Are you interested in eco-conscious living? I want to hear from you. Book a call HERE.
About Podcast Resources Blog Contact Sign-up for my Newsletter Login

Passive Housing for Low Carbon Living

Buildings are an important piece of the sustainability puzzle, as residential and commercial buildings have significant environmental impact. For example, the United Nations Environment Program states that commercial and residential buildings are responsible for 36% of global energy use and 39% of energy-related carbon dioxide emissions annually. This means that we need to change not only the way we are currently living, but the structures in which we are living, working, and visiting as well.

While there are ways to make previously built buildings more sustainable through retrofits and energy efficient upgrades, it is also important to consider alternative ways of building in the first place, as new design techniques set precedents for a more sustainable future.

Passive House (also called Passivhaus in German) is a high-performance building standard that puts an emphasis on energy performance. Passive Houses consume up to 90% less heating and cooling energy than conventional buildings due to well insulated and tightly sealed building envelopes. The term Passive House can be a bit misleading, as it implies that this design and construction technique can only be applied to residential housing. This is not the case! The Passive House design process can be applied to all kinds of buildings.

The Passive House Standard ensures that buildings are designed in a way that is energy efficient, comfortable for occupants, and affordable.

Passive House Design Principles

There are five main design principles that must be adhered to in order to comply with the Passive House design standard. These design principles are:


  • Prevent Thermal Bridging - Passive House design employs continuous insulation throughout its entire envelope without any thermal bridging. Highly insulated floors, exterior walls, and roofs work to maintain a comfortable indoor temperature year-round, as the insulation helps to keep desired warmth in the building or undesirable heat out. Thermal bridging, which is the movement of heat across an object that is more conductive than the materials around it, is a major source of energy loss in homes and buildings. Adequate and properly installed insulation prevents this issue.

  • Airtight Envelope - The building envelope of Passive Houses are extremely airtight, preventing infiltration of outside air and loss of conditioned air. This design principle not only helps to maintain a comfortable temperature indoors, but also allows for superb indoor air quality. A ventilation system is included within the building in order to supply the space with constant fresh air.
  • High Performance Windows and Doors - Passive House design employs high-performance windows (double or triple-paned windows depending on climate and building type) and doors. Depending on the climate and building type, double or triple pane windows are utilized in order to increase insulation and conserve energy. Additionally, the placement of windows is important in Passive House design, as the right placement can maximize solar gain in the winter and minimize overheating in the summer months. For example, south-facing windows in the Northern hemisphere allows maximum solar heat to be absorbed by a building. The use of carefully placed awnings can block some of the sun’s rays in the summer, as the position of the sun differs from season to season. If you want to learn more about passive solar design, check out this article!
  • Heat Recovery Ventilation - Passive House design uses some form of balanced heat and moisture recovery ventilation. Mechanical heat recovery systems are used within Passive houses in order to maintain air quality while providing sufficient heat to keep occupants comfortable. The combination of the other Passive House features with the heat recovery system means that conventional central heating systems are not required.
  • Uses a minimal space conditioning system. In order to reduce the building’s environmental footprint, minimal space conditioning systems are used. Again, due to the other Passive house features, conditioning systems don’t need to be high powered in order to keep the indoor space comfortable!
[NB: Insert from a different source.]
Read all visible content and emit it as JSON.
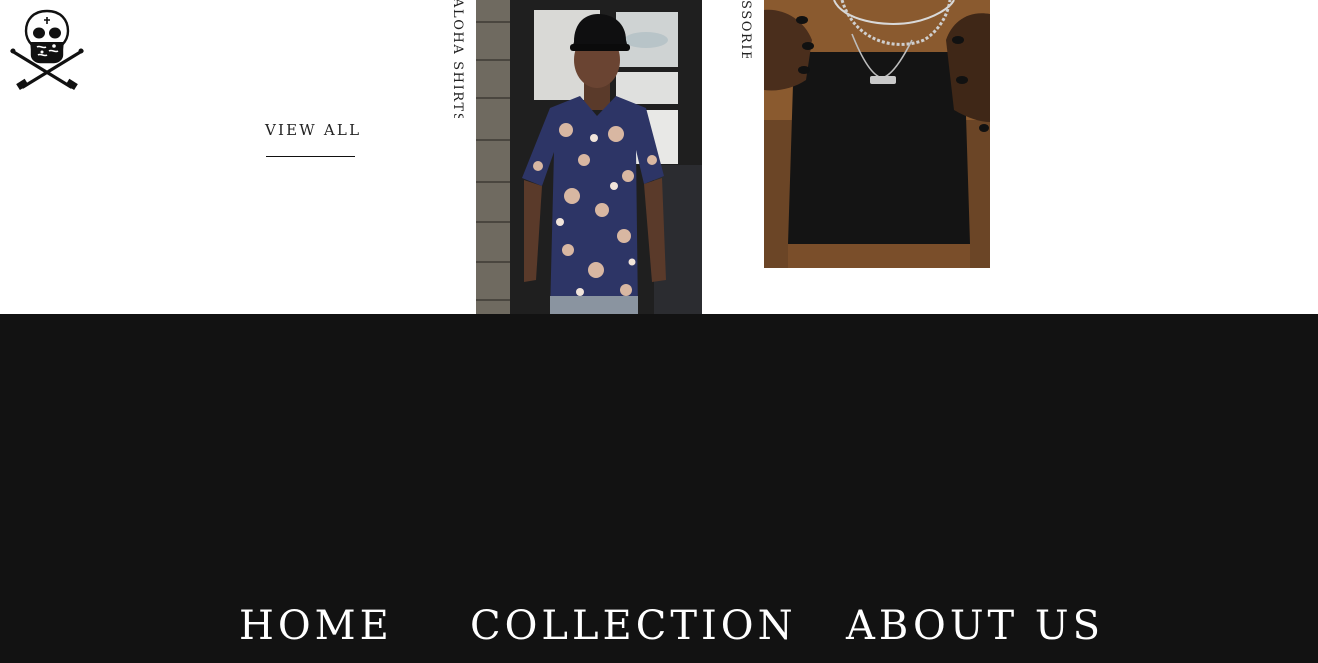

Passive House design around the world

Although Passive House was designed in Europe, the building standard has spread across the globe. Regional Climate data is used to ensure that Passive Houses all over the world will be designed for comfort and efficiency with their specific climate zones.

The Passive House Institute and Rongen Architects have worked together to create a research project which deals with Passive House and its requirements in different climate zones. Five different locations (Jekaterinburg, Tokyo, Shanghai, Las Vegas and Dubai) were used in this project to represent different climate zones. Based on the findings from this research project, building examples for each specific climate were developed, therefore allowing for a global definition of the Passive House Standard to be created.

If you are interested in energy efficient buildings, sustainable building standards, or the Passive House Standard in particular, check out the Passive House Institute’s website! Other features that may be employed in a Passive House include Solar Walls.

For a virtual tour of a super-efficient office tower achieved in a cold climate (Winnipeg, Manitoba, Canada) head over to Episode 54 of the Live. Well. Green. podcast. It gives you a behind-the-scenes look at the green building features of one of the most energy efficient office towers in the world - Manitoba Hydro Place.

Stay connected with news and updates!

Join my mailing list to receive the latest news and updates. Your information will not be shared.


Yes, I want more Flourishing in my life!

Sign up for my weekly Flourishing newsletter. It is full of ideas, inspiration and tips for Sustainable Wellbeing and Green Living.